[DATASET RECORDS]

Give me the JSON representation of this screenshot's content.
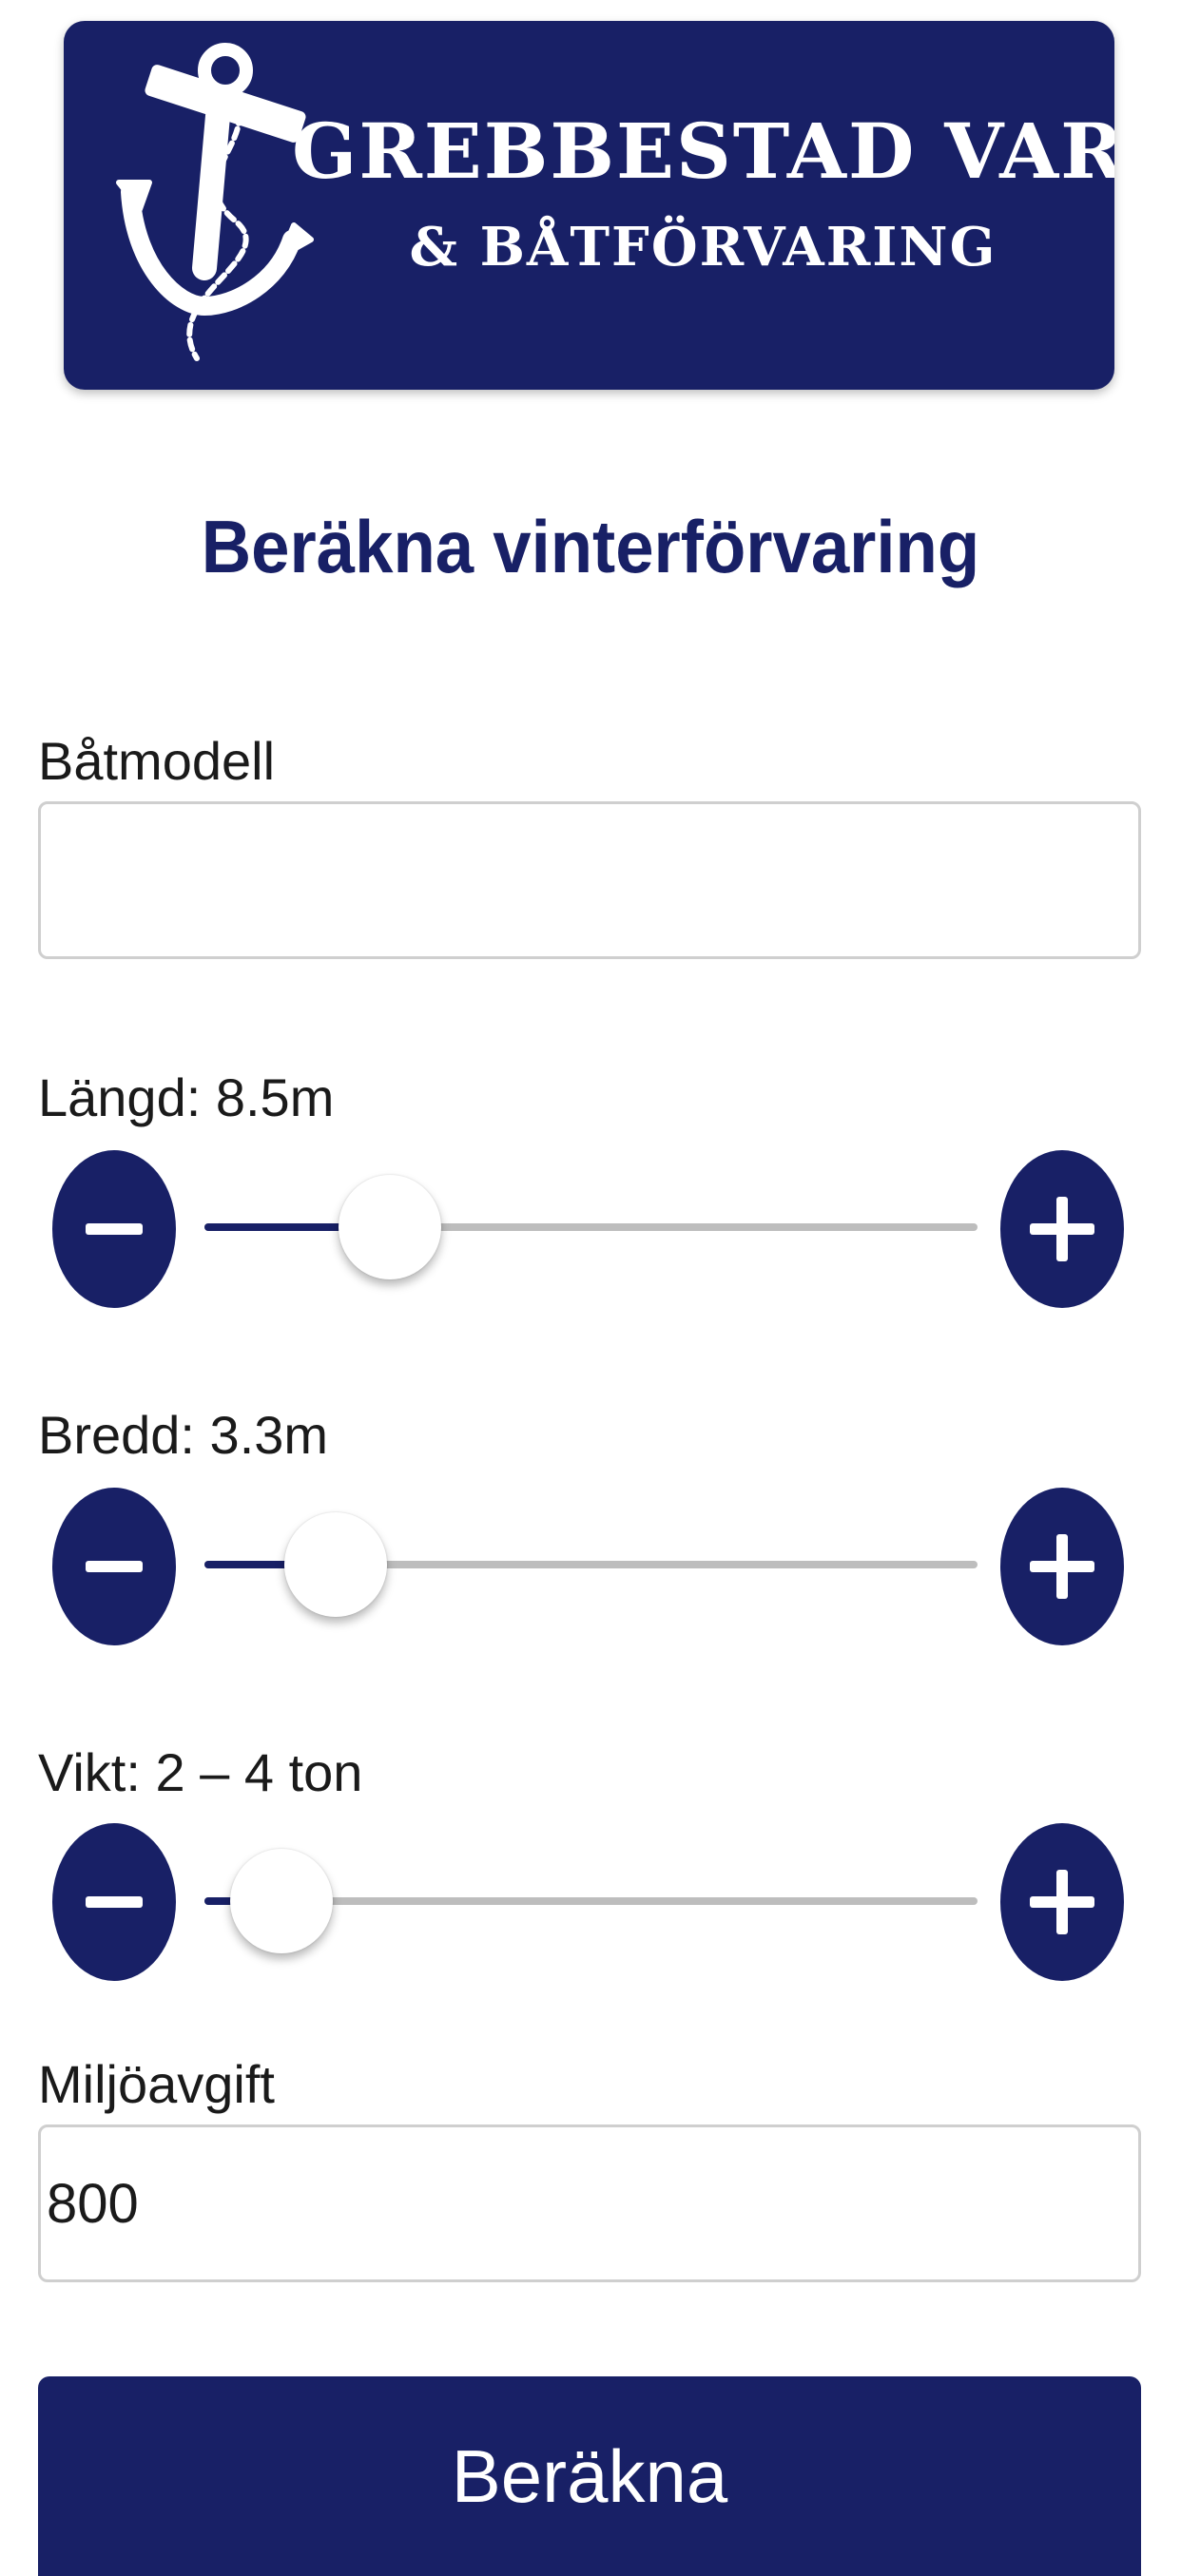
{
  "banner": {
    "line1": "Grebbestad Varv",
    "line2": "& Båtförvaring",
    "logo_icon": "anchor-icon",
    "color": "#182066"
  },
  "title": "Beräkna vinterförvaring",
  "form": {
    "boat_model": {
      "label": "Båtmodell",
      "value": ""
    },
    "length": {
      "label": "Längd: 8.5m",
      "level": 0.24
    },
    "width": {
      "label": "Bredd: 3.3m",
      "level": 0.17
    },
    "weight": {
      "label": "Vikt: 2 – 4 ton",
      "level": 0.1
    },
    "env_fee": {
      "label": "Miljöavgift",
      "value": "800"
    },
    "minus_icon": "minus-icon",
    "plus_icon": "plus-icon"
  },
  "calculate_button": {
    "label": "Beräkna"
  },
  "colors": {
    "accent": "#182066",
    "track": "#bdbdbd",
    "field_border": "#cfcfcf"
  }
}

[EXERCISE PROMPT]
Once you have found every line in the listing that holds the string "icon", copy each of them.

[SOLVED PROBLEM]
    "logo_icon": "anchor-icon",
    "minus_icon": "minus-icon",
    "plus_icon": "plus-icon"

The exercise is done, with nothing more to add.